Risks

Since glaucoma is difficult to detect through symptoms alone, it’s essential to be conscious of its risk factors. Risk factors of glaucoma include being over the age of 60, genetics, having a family history of glaucoma, having severe nearsightedness or farsightedness, and having other diseases such as diabetes and cardiovascular disease. Those with multiple risk factors should schedule regular dilated eye exams.

Treatments
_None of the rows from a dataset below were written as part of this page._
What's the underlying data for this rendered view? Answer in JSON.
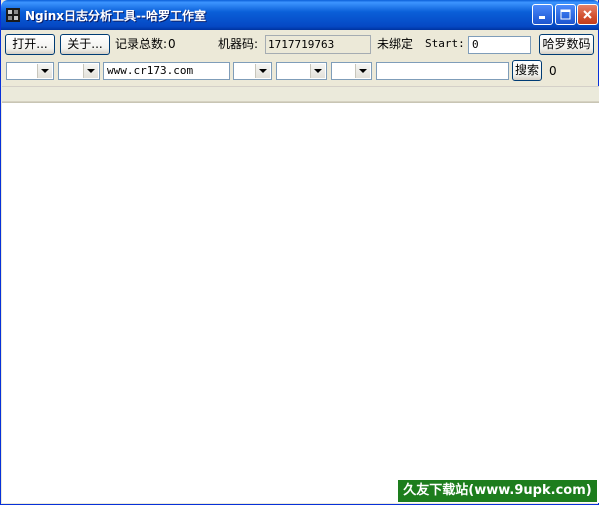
{
  "window": {
    "title": "Nginx日志分析工具--哈罗工作室"
  },
  "toolbar": {
    "open_label": "打开...",
    "about_label": "关于...",
    "record_total_label": "记录总数:",
    "record_total_value": "0",
    "machine_code_label": "机器码:",
    "machine_code_value": "1717719763",
    "binding_status": "未绑定",
    "start_label": "Start:",
    "start_value": "0",
    "haluo_code_label": "哈罗数码"
  },
  "filter": {
    "domain_value": "www.cr173.com",
    "search_value": "",
    "search_label": "搜索",
    "result_count": "0"
  },
  "watermark": {
    "text": "久友下载站(www.9upk.com)"
  },
  "colors": {
    "titlebar": "#0a5fd8",
    "window_bg": "#ece9d8",
    "list_bg": "#ffffff",
    "watermark_bg": "#1d7d1d"
  }
}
Regular dilated eye exams are essential to the discovery of glaucoma. Early discovery of glaucoma can facilitate effective treatment. Glaucoma treatment options include special eye drops, oral medications, laser surgery, and microsurgery. All treatment options perform one of two things, they either lower the creation of fluid in the eye or increase the flow of fluid in the eye. Other prevention measures include being aware of one’s family eye health history, getting regular exercise, eating healthy, not smoking, and wearing eye protection. Schedule regular eye exams with your optometrist to ensure you are not at risk of glaucoma.

Blue Light: How to Protect Your Eyes from Electronic Devices

With the adoption of smartphones, tablets, and other computing devices, we find ourselves with an increasing threat to our eye health. Blue light is a concern for most of us, as it has proven harmful effects on our sleep and may contribute to eye problems such as digital eye strain, blurry vision, dry eyes, and possible retina damage. We’ll go over what blue light is, where it comes from, and how we can protect ourselves from it.

 

What is Blue Light?

Blue light refers to one of the several colors in the visible light spectrum. Each color has different wavelengths and energy levels. On one side of the visible light spectrum, red has the longest wavelength and the least amount of energy. On the opposite side of the spectrum, violet has the shortest wavelength and most amount of energy. When combined, these colors become the white light we see, with blue light being a large component.

 

The largest source of blue light comes from the sun. This light is beneficial during the daytime, as sunlight helps boost alertness, mood, and reaction times. Blue light also comes from our electronic devices, such as fluorescent lights, LED televisions, CFL (compact fluorescent light) bulbs, computer monitors, smartphones, and tablet screens. The blue light exposure received from electronic devices is much smaller than the blue light received from the sun, but the timing and length of the exposure are what causes eye problems.

 

Where Blue Light Comes From?

The largest source of blue light comes from the sun. This light is beneficial during the daytime, as sunlight helps boost alertness, mood, and reaction times. Blue light also comes from our electronic devices, such as fluorescent lights, LED televisions, CFL (compact fluorescent light) bulbs, computer monitors, smartphones, and tablet screens. The blue light exposure received from electronic devices is much smaller than the blue light received from the sun, but the timing and length of the exposure are what causes eye problems

 

How can we protect ourselves from blue light?

Blue light is detrimental in many ways, mostly to our sleep. Our circadian rhythm is disturbed when we observe blue light before bedtime. Any light can block the creation of melatonin, a hormone produced by the brain in response to darkness, with blue light doing so more powerfully. Therefore, shutting down electronics before bedtime by at least 30 minutes is essential to getting a night of good sleep.

 

Many desktop displays, smartphones, and tablets have blue light filters, sometimes known as night mode, built into them or have applications you can download to achieve the effect. Blue light filters help cut down on blue light exposure by reducing screen brightness and blue light emissions from devices. Blue light filters are an easy way to cut down on blue light exposure by going after the source.

 

Blue light-blocking computer glasses are orange filtered glasses that shield the eyes from blue light sources. Computer glasses work great for those who use electronic devices at night or for an extended time. Computer glasses are available in both prescription and non-prescription and can be equipped with glare-reducing anti-reflective coatings or photochromic lenses. Talk to your eye doctor or optician for advice on what computer glasses will work best for you.